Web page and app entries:
-*-

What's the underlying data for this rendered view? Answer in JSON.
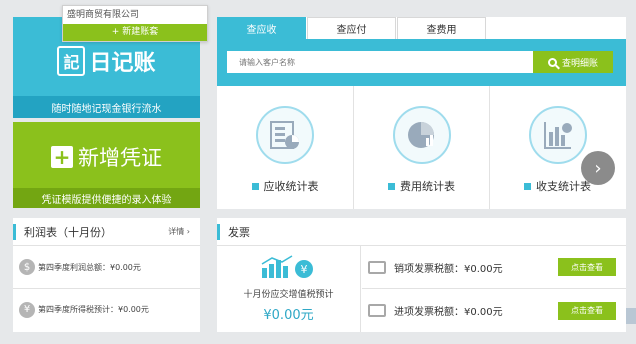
{
  "dropdown": {
    "company": "盛明商贸有限公司",
    "new_account": "+ 新建账套"
  },
  "journal": {
    "icon_char": "記",
    "title": "日记账",
    "subtitle": "随时随地记现金银行流水"
  },
  "voucher": {
    "plus": "+",
    "title": "新增凭证",
    "subtitle": "凭证模版提供便捷的录入体验"
  },
  "tabs": [
    {
      "label": "查应收",
      "active": true
    },
    {
      "label": "查应付",
      "active": false
    },
    {
      "label": "查费用",
      "active": false
    }
  ],
  "search": {
    "placeholder": "请输入客户名称",
    "button": "查明细账"
  },
  "stats": [
    {
      "label": "应收统计表",
      "icon": "receivable-report-icon"
    },
    {
      "label": "费用统计表",
      "icon": "expense-pie-icon"
    },
    {
      "label": "收支统计表",
      "icon": "income-expense-icon"
    }
  ],
  "next_arrow": "›",
  "profit": {
    "title": "利润表（十月份）",
    "more": "详情 ›",
    "rows": [
      {
        "coin": "$",
        "text": "第四季度利润总额：¥0.00元"
      },
      {
        "coin": "¥",
        "text": "第四季度所得税预计：¥0.00元"
      }
    ]
  },
  "invoice": {
    "title": "发票",
    "caption": "十月份应交增值税预计",
    "amount": "¥0.00元",
    "rows": [
      {
        "text": "销项发票税额：¥0.00元",
        "button": "点击查看"
      },
      {
        "text": "进项发票税额：¥0.00元",
        "button": "点击查看"
      }
    ]
  },
  "colors": {
    "accent_blue": "#3bbcd6",
    "accent_green": "#8bc11c"
  }
}
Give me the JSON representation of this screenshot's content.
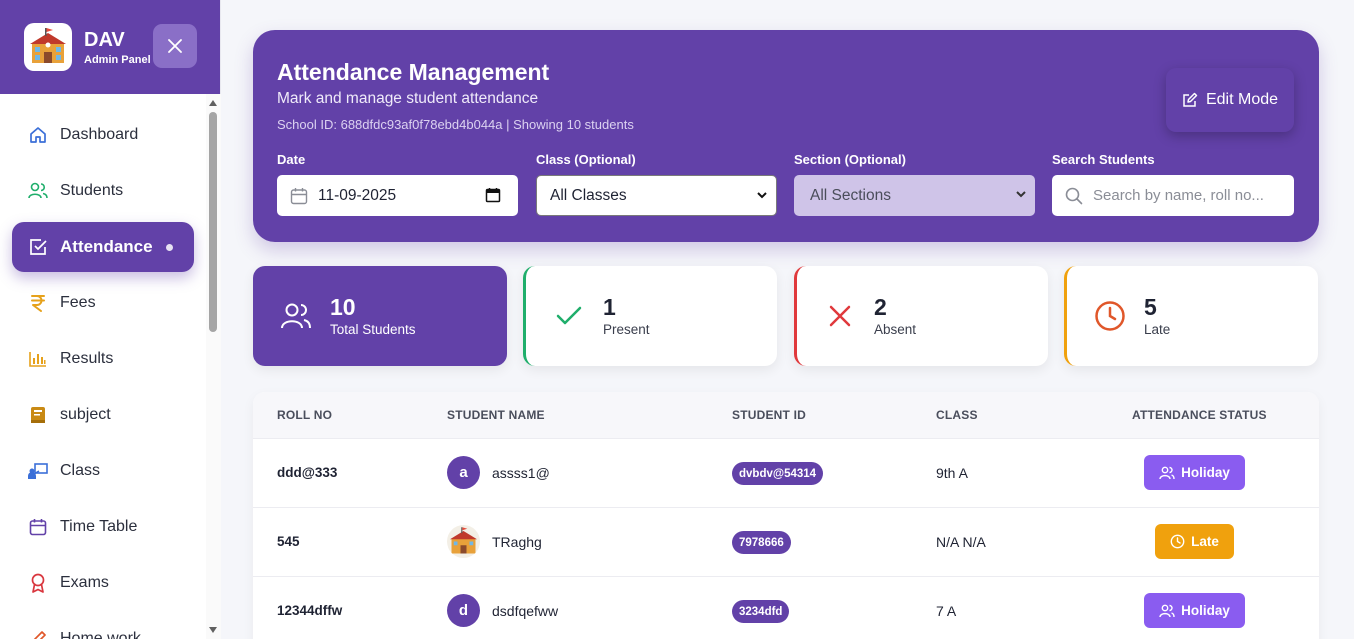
{
  "sidebar": {
    "brand_name": "DAV",
    "brand_sub": "Admin Panel",
    "items": [
      {
        "label": "Dashboard",
        "icon": "home-icon",
        "color": "#3b6fd8"
      },
      {
        "label": "Students",
        "icon": "users-icon",
        "color": "#1fae6b"
      },
      {
        "label": "Attendance",
        "icon": "check-square-icon",
        "active": true
      },
      {
        "label": "Fees",
        "icon": "rupee-icon",
        "color": "#e6a11b"
      },
      {
        "label": "Results",
        "icon": "bar-chart-icon",
        "color": "#e6a11b"
      },
      {
        "label": "subject",
        "icon": "book-icon",
        "color": "#c98a14"
      },
      {
        "label": "Class",
        "icon": "class-board-icon",
        "color": "#3b6fd8"
      },
      {
        "label": "Time Table",
        "icon": "calendar-icon",
        "color": "#6241a8"
      },
      {
        "label": "Exams",
        "icon": "award-icon",
        "color": "#d9363e"
      },
      {
        "label": "Home work",
        "icon": "pencil-icon",
        "color": "#e0572a"
      }
    ]
  },
  "header": {
    "title": "Attendance Management",
    "subtitle": "Mark and manage student attendance",
    "info": "School ID: 688dfdc93af0f78ebd4b044a | Showing 10 students",
    "edit_label": "Edit Mode",
    "filters": {
      "date_label": "Date",
      "date_value": "11-09-2025",
      "class_label": "Class (Optional)",
      "class_value": "All Classes",
      "section_label": "Section (Optional)",
      "section_value": "All Sections",
      "search_label": "Search Students",
      "search_placeholder": "Search by name, roll no..."
    }
  },
  "stats": {
    "total": {
      "value": "10",
      "label": "Total Students"
    },
    "present": {
      "value": "1",
      "label": "Present"
    },
    "absent": {
      "value": "2",
      "label": "Absent"
    },
    "late": {
      "value": "5",
      "label": "Late"
    }
  },
  "table": {
    "headers": [
      "ROLL NO",
      "STUDENT NAME",
      "STUDENT ID",
      "CLASS",
      "ATTENDANCE STATUS"
    ],
    "rows": [
      {
        "roll": "ddd@333",
        "avatar": "a",
        "name": "assss1@",
        "student_id": "dvbdv@54314",
        "class": "9th A",
        "status": "Holiday"
      },
      {
        "roll": "545",
        "avatar": "",
        "name": "TRaghg",
        "student_id": "7978666",
        "class": "N/A N/A",
        "status": "Late"
      },
      {
        "roll": "12344dffw",
        "avatar": "d",
        "name": "dsdfqefww",
        "student_id": "3234dfd",
        "class": "7 A",
        "status": "Holiday"
      }
    ]
  },
  "colors": {
    "primary": "#6241a8",
    "present": "#1fae6b",
    "absent": "#e0393c",
    "late": "#f0a10d",
    "holiday": "#8a5cf0"
  }
}
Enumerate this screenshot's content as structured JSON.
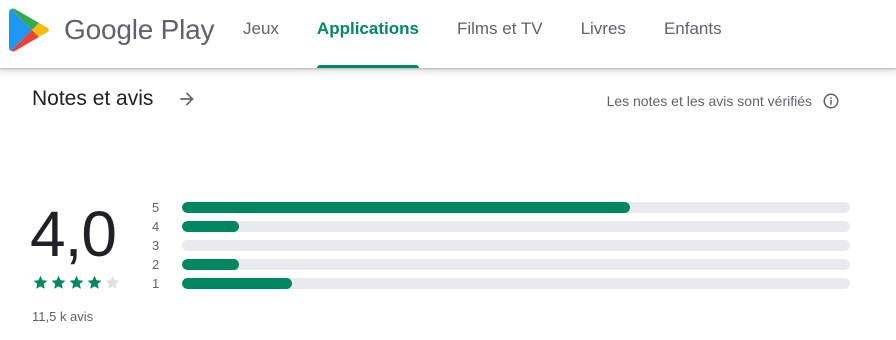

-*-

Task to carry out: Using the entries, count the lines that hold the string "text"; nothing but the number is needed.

Task answer: 4